Problem to work on:
Give the data again exactly as written, without any of its pictures.

*** Opening Source records ***

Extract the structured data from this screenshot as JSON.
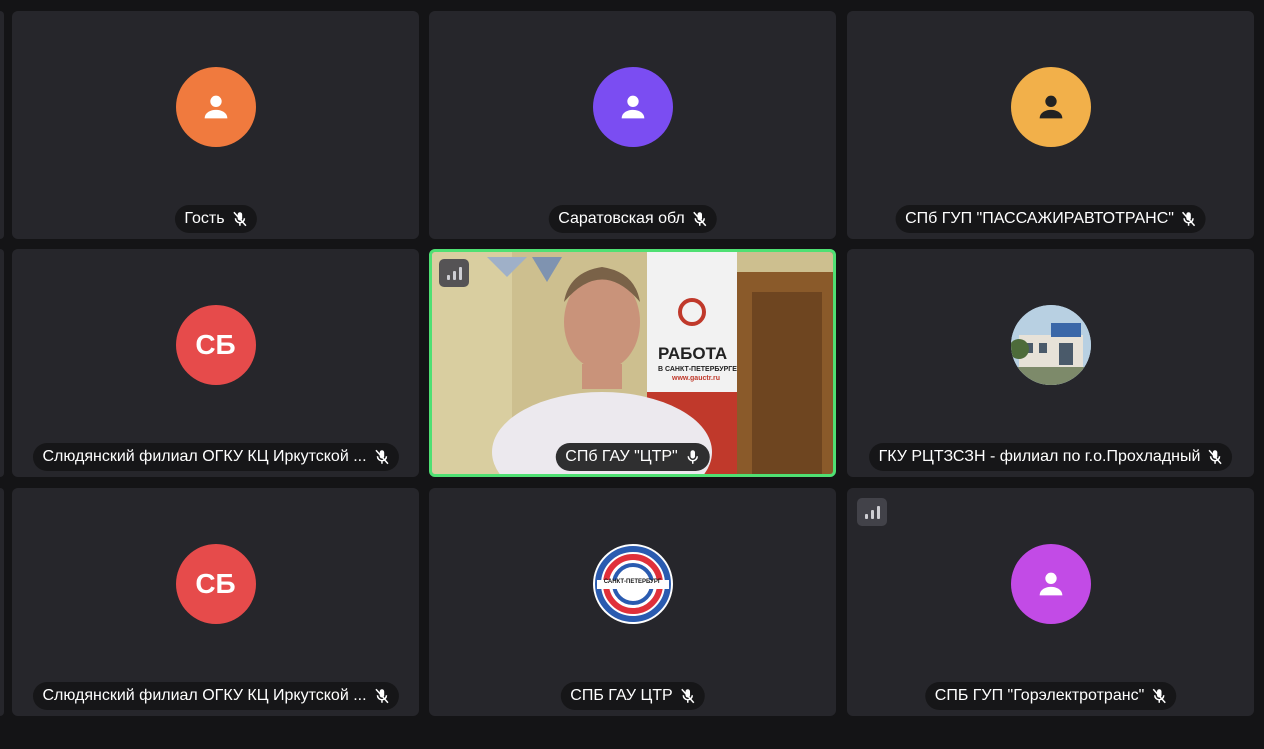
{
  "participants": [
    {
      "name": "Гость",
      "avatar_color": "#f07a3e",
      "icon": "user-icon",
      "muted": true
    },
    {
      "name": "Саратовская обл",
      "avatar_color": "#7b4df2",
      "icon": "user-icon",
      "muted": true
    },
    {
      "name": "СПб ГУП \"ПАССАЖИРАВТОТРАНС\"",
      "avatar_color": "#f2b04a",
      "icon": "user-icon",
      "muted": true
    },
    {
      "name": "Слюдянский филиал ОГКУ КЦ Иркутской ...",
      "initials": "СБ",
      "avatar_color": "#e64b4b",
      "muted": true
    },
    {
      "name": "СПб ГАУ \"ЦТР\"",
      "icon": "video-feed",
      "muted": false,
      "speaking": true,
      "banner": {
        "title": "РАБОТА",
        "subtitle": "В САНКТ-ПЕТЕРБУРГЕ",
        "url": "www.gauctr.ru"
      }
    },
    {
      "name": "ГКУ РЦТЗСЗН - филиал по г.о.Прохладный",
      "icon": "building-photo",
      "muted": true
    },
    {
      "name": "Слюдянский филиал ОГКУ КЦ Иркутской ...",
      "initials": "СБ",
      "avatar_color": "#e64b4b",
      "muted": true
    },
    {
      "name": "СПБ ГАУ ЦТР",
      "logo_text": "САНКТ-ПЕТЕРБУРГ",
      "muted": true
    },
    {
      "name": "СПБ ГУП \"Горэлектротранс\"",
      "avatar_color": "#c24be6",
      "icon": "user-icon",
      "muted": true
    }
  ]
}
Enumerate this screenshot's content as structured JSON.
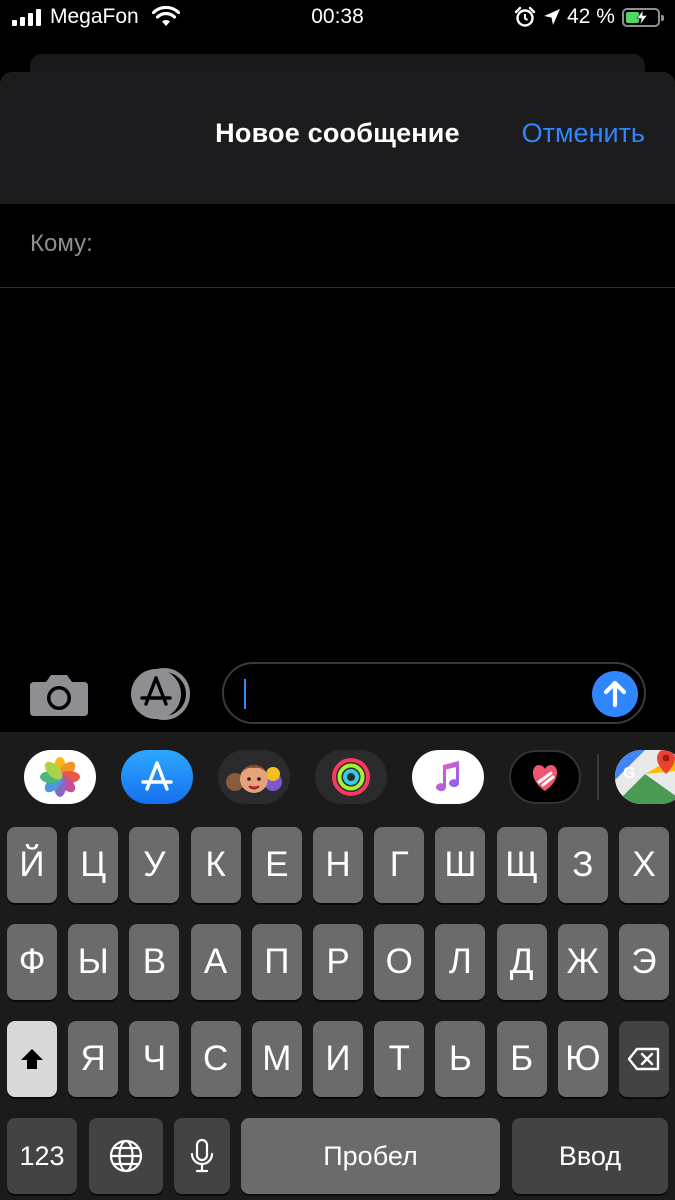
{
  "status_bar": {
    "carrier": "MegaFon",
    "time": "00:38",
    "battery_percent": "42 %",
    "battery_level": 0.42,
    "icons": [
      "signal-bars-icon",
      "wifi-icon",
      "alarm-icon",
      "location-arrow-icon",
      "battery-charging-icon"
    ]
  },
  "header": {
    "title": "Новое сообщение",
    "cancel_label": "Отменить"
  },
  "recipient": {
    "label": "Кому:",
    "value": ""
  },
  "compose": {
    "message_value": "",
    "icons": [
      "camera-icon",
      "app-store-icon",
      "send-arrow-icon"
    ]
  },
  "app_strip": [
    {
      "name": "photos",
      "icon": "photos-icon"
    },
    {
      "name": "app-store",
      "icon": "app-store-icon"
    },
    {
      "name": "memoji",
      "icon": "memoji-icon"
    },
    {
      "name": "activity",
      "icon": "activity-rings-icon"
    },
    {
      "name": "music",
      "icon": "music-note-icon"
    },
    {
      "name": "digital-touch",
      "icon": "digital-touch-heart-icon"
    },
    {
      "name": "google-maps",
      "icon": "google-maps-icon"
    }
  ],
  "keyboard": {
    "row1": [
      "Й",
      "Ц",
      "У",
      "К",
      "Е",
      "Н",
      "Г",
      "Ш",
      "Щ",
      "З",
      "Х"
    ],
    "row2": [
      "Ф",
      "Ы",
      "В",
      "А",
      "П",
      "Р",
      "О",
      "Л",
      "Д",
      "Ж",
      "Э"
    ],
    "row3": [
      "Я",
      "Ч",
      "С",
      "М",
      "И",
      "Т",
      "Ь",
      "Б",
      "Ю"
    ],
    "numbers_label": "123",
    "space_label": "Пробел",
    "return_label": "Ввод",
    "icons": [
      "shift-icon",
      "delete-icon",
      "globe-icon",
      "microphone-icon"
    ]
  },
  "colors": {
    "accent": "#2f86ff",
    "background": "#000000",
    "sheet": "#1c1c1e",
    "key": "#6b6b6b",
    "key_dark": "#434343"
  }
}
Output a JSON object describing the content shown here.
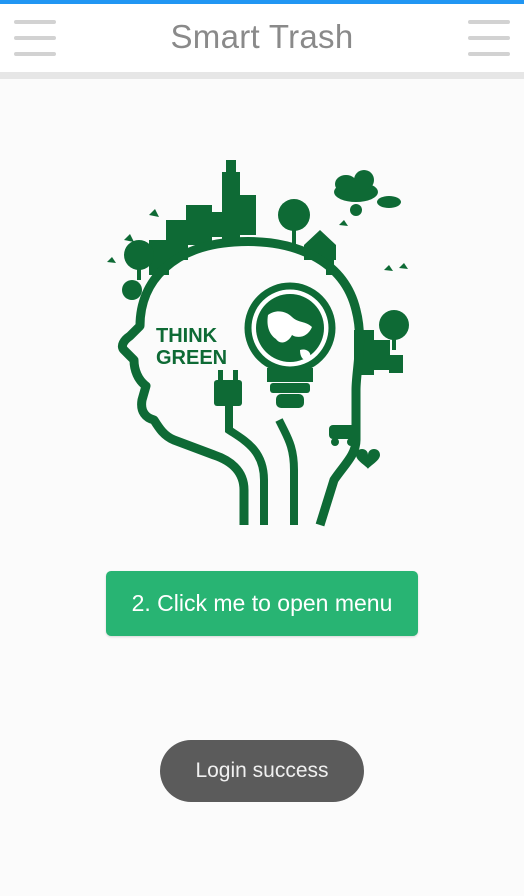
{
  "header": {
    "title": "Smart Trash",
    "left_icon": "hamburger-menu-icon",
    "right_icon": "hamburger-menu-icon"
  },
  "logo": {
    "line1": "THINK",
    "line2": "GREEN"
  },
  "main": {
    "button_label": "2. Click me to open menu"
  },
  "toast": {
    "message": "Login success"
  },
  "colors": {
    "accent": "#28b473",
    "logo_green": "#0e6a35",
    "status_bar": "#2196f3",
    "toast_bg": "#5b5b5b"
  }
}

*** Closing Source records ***

Response to the task:
Extract the structured data from this screenshot as JSON.
{
  "participants": [
    {
      "name": "Гость",
      "avatar_color": "#f07a3e",
      "icon": "user-icon",
      "muted": true
    },
    {
      "name": "Саратовская обл",
      "avatar_color": "#7b4df2",
      "icon": "user-icon",
      "muted": true
    },
    {
      "name": "СПб ГУП \"ПАССАЖИРАВТОТРАНС\"",
      "avatar_color": "#f2b04a",
      "icon": "user-icon",
      "muted": true
    },
    {
      "name": "Слюдянский филиал ОГКУ КЦ Иркутской ...",
      "initials": "СБ",
      "avatar_color": "#e64b4b",
      "muted": true
    },
    {
      "name": "СПб ГАУ \"ЦТР\"",
      "icon": "video-feed",
      "muted": false,
      "speaking": true,
      "banner": {
        "title": "РАБОТА",
        "subtitle": "В САНКТ-ПЕТЕРБУРГЕ",
        "url": "www.gauctr.ru"
      }
    },
    {
      "name": "ГКУ РЦТЗСЗН - филиал по г.о.Прохладный",
      "icon": "building-photo",
      "muted": true
    },
    {
      "name": "Слюдянский филиал ОГКУ КЦ Иркутской ...",
      "initials": "СБ",
      "avatar_color": "#e64b4b",
      "muted": true
    },
    {
      "name": "СПБ ГАУ ЦТР",
      "logo_text": "САНКТ-ПЕТЕРБУРГ",
      "muted": true
    },
    {
      "name": "СПБ ГУП \"Горэлектротранс\"",
      "avatar_color": "#c24be6",
      "icon": "user-icon",
      "muted": true
    }
  ]
}
Enumerate this screenshot's content as structured JSON.
{
  "status_bar": {
    "carrier": "MegaFon",
    "time": "00:38",
    "battery_percent": "42 %",
    "battery_level": 0.42,
    "icons": [
      "signal-bars-icon",
      "wifi-icon",
      "alarm-icon",
      "location-arrow-icon",
      "battery-charging-icon"
    ]
  },
  "header": {
    "title": "Новое сообщение",
    "cancel_label": "Отменить"
  },
  "recipient": {
    "label": "Кому:",
    "value": ""
  },
  "compose": {
    "message_value": "",
    "icons": [
      "camera-icon",
      "app-store-icon",
      "send-arrow-icon"
    ]
  },
  "app_strip": [
    {
      "name": "photos",
      "icon": "photos-icon"
    },
    {
      "name": "app-store",
      "icon": "app-store-icon"
    },
    {
      "name": "memoji",
      "icon": "memoji-icon"
    },
    {
      "name": "activity",
      "icon": "activity-rings-icon"
    },
    {
      "name": "music",
      "icon": "music-note-icon"
    },
    {
      "name": "digital-touch",
      "icon": "digital-touch-heart-icon"
    },
    {
      "name": "google-maps",
      "icon": "google-maps-icon"
    }
  ],
  "keyboard": {
    "row1": [
      "Й",
      "Ц",
      "У",
      "К",
      "Е",
      "Н",
      "Г",
      "Ш",
      "Щ",
      "З",
      "Х"
    ],
    "row2": [
      "Ф",
      "Ы",
      "В",
      "А",
      "П",
      "Р",
      "О",
      "Л",
      "Д",
      "Ж",
      "Э"
    ],
    "row3": [
      "Я",
      "Ч",
      "С",
      "М",
      "И",
      "Т",
      "Ь",
      "Б",
      "Ю"
    ],
    "numbers_label": "123",
    "space_label": "Пробел",
    "return_label": "Ввод",
    "icons": [
      "shift-icon",
      "delete-icon",
      "globe-icon",
      "microphone-icon"
    ]
  },
  "colors": {
    "accent": "#2f86ff",
    "background": "#000000",
    "sheet": "#1c1c1e",
    "key": "#6b6b6b",
    "key_dark": "#434343"
  }
}
Output a JSON object describing the content shown here.
{
  "header": {
    "title": "Smart Trash",
    "left_icon": "hamburger-menu-icon",
    "right_icon": "hamburger-menu-icon"
  },
  "logo": {
    "line1": "THINK",
    "line2": "GREEN"
  },
  "main": {
    "button_label": "2. Click me to open menu"
  },
  "toast": {
    "message": "Login success"
  },
  "colors": {
    "accent": "#28b473",
    "logo_green": "#0e6a35",
    "status_bar": "#2196f3",
    "toast_bg": "#5b5b5b"
  }
}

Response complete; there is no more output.